The Compliance Safety Accountability program wasn’t her doing – the foundation for the program had been completed by the time she assumed her role as administrator – but under her watch, FMCSA has frustrated associations and industry groups with a lack of progress on several aspects of CSA, including the Crash Indicator Behavior Analysis and Safety Improvement Category and a yet-to-be-established Safety Fitness Determination rulemaking, which again has been pushed back for publication until February 2015.

Ferro’s relationship with trucking groups took another turn south in early June when she rebuked industry’s cries for suspension of the new HOS rule for further study, writing a blog post that read more like an accident plaintiff’s attorney ad on late-night television than one from a government official, intimating that the trucking industry wants to undo life-saving rules.

Backlash from industry groups was swift, with the Owner-Operator Independent Drivers Association immediately calling for Ferro to resign, stating her “clear bias against truckers and the trucking industry.” Other groups claimed the agency obviously was misinterpreting or flat-out misrepresenting the data it used as the foundation for rule changes.
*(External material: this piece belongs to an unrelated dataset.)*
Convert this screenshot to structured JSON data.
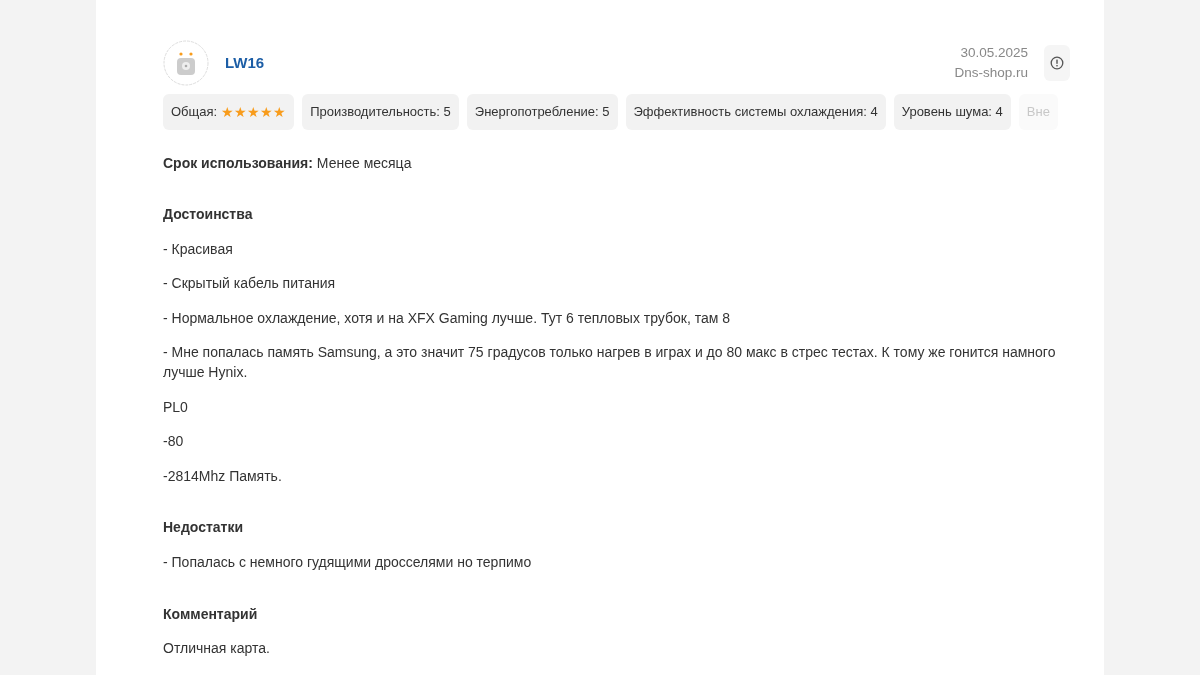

Recently, she even admitted to a leadership team from the American Trucking Associations that there are some unintended consequences to the HOS regulation, but the agency wasn’t planning to do anything to address them.

Before the announcement of Ferro’s departure, FMCSA updated its rulemaking calendar. Items up soon for publication include an increase in liability insurance premiums for carriers, required use of speed limiters in trucks and a new entrant training and testing process.

In an email to DOT staff, Foxx said, “Under Anne’s leadership, FMCSA has ushered in a new culture of safety into the commercial bus and trucking industries. She has made it more difficult for companies that jeopardize the public’s well-being to stay in business and easier for consumers to make informed choices when choosing a shipper or buying a bus ticket. It is a legacy we are proud to continue.”

It’s hard to argue with any of that, but worthwhile efforts to eliminate bad actors from trucking shouldn’t place an undue burden on the entire industry, especially those carriers that already are putting safety first and foremost. Let’s hope the new FMCSA administrator – whoever he or she may be – implores agency officials to use sound data analysis and listen closely to industry concerns when drafting future rulemakings.